YOUR GOAL:
Your response should consist of one number, the count of lines below that contain "placeholder".

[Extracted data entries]
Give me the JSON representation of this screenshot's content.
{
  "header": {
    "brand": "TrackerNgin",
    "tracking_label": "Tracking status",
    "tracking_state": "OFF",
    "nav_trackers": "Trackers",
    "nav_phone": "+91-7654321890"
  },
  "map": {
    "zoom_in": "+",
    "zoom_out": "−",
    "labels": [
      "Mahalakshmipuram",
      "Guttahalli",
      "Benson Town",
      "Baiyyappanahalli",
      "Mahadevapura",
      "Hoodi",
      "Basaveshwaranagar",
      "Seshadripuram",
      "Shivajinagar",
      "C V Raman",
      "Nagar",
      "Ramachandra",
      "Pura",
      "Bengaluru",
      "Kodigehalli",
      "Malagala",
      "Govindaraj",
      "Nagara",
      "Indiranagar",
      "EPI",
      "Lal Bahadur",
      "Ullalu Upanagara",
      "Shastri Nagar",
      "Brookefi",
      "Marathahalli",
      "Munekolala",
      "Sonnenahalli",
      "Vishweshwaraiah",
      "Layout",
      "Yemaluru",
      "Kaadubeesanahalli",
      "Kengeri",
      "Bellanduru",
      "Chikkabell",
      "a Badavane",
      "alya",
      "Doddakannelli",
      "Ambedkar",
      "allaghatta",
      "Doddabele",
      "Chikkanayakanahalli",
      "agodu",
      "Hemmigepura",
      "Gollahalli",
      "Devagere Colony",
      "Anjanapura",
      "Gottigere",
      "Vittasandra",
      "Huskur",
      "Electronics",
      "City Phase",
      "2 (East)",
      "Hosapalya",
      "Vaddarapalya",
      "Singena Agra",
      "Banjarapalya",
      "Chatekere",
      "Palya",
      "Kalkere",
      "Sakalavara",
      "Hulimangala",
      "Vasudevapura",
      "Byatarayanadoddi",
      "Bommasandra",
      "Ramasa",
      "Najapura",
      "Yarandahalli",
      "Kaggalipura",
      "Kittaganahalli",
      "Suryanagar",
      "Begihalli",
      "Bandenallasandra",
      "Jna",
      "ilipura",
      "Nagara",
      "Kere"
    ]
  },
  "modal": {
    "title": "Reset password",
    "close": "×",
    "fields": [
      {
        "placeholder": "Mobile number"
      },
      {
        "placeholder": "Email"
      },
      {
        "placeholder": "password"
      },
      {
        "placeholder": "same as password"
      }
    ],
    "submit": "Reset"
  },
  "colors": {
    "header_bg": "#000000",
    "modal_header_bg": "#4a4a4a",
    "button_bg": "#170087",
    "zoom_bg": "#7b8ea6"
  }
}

TASK SOLUTION:
4